After this basic construction, Hanoi and Manila would then take delivery of their agreed upon shares of the fleet and have sensitive components like radar, communications suites, automatic cannon with fire control systems and even higher order capabilities like submarine detecting sonar and additional armament, installed at their respective naval facilities. If all this can be accomplished, it could be a budget friendly avenue for Vietnam and the Philippines to beef up their coast guard or auxiliary navy capabilities.

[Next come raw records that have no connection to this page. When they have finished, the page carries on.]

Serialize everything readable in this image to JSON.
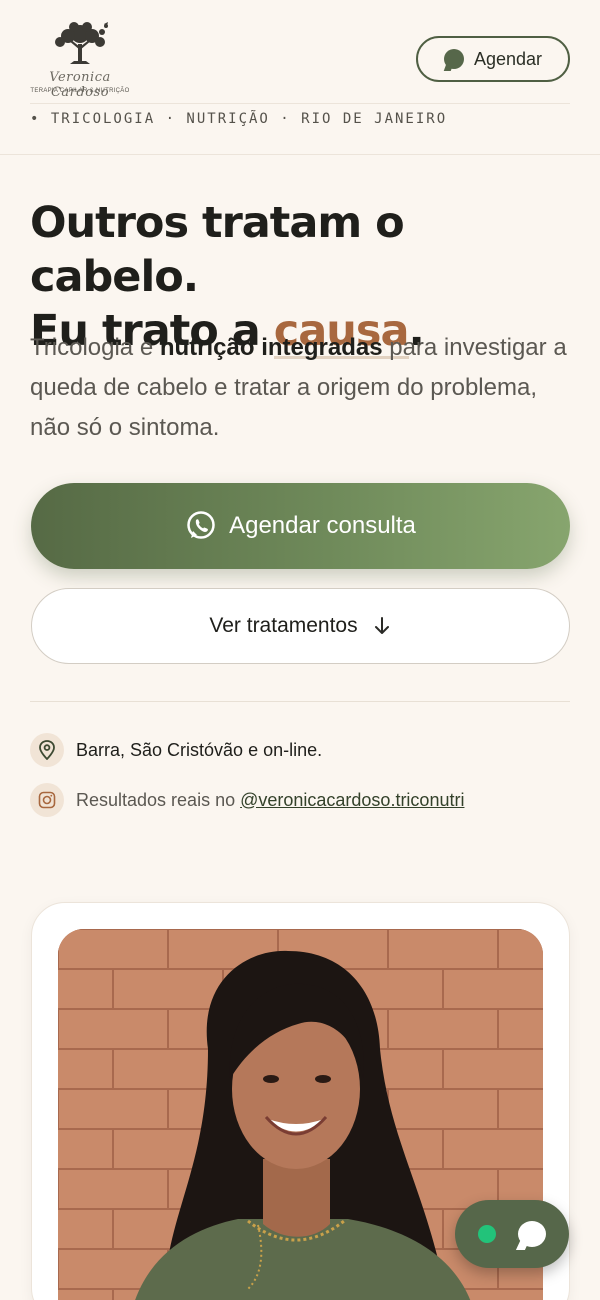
{
  "brand": {
    "name": "Veronica Cardoso",
    "tagline_small": "TERAPIA CAPILAR & NUTRIÇÃO"
  },
  "header": {
    "cta_label": "Agendar",
    "cta_icon": "chat-bubble-icon"
  },
  "tagline": "• TRICOLOGIA · NUTRIÇÃO · RIO DE JANEIRO",
  "hero": {
    "title_line1": "Outros tratam o cabelo.",
    "title_line2_prefix": "Eu trato a ",
    "title_line2_accent": "causa",
    "title_line2_suffix": ".",
    "text_prefix": "Tricologia e ",
    "text_bold": "nutrição integradas",
    "text_suffix": " para investigar a queda de cabelo e tratar a origem do problema, não só o sintoma."
  },
  "buttons": {
    "primary_label": "Agendar consulta",
    "primary_icon": "whatsapp-icon",
    "secondary_label": "Ver tratamentos",
    "secondary_icon": "arrow-down-icon"
  },
  "info": {
    "location": "Barra, São Cristóvão e on-line.",
    "location_icon": "map-pin-icon",
    "results_prefix": "Resultados reais no ",
    "instagram_handle": "@veronicacardoso.triconutri",
    "instagram_icon": "instagram-icon"
  },
  "float_chat": {
    "status": "online",
    "icon": "chat-bubble-icon"
  },
  "colors": {
    "background": "#fbf6f0",
    "primary_green": "#566a45",
    "accent_brown": "#a8683f",
    "online_green": "#22c37a"
  }
}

Better equipped Vietnamese and Filipino patrol vessels would offer tangible benefits, like the enhanced ability to maintain EEZ surveillance and prevent or stop various illegal marine activities, while being better able to challenge Chinese incursions. However, it is the intangible benefits that are arguably more important. These include improvements in intra-ASEAN defense diplomacy, which normally results from closer bilateral military cooperation (of which collective procurement would certainly count); the establishment of a modus vivendi between Hanoi and Manila that sovereignty over the Spratly Islands will ultimately have to be shared, leading to an avoidance of future territorial disputes between them; and greater confidence for the Philippines that it can build capabilities without relying on overt donations.
Nah Liang Tuang is an Associate Research Fellow at the Institute of Defense and Strategic Studies, a constituent unit of the S. Rajaratnam School of International Studies (RSIS), Nanyang Technological University.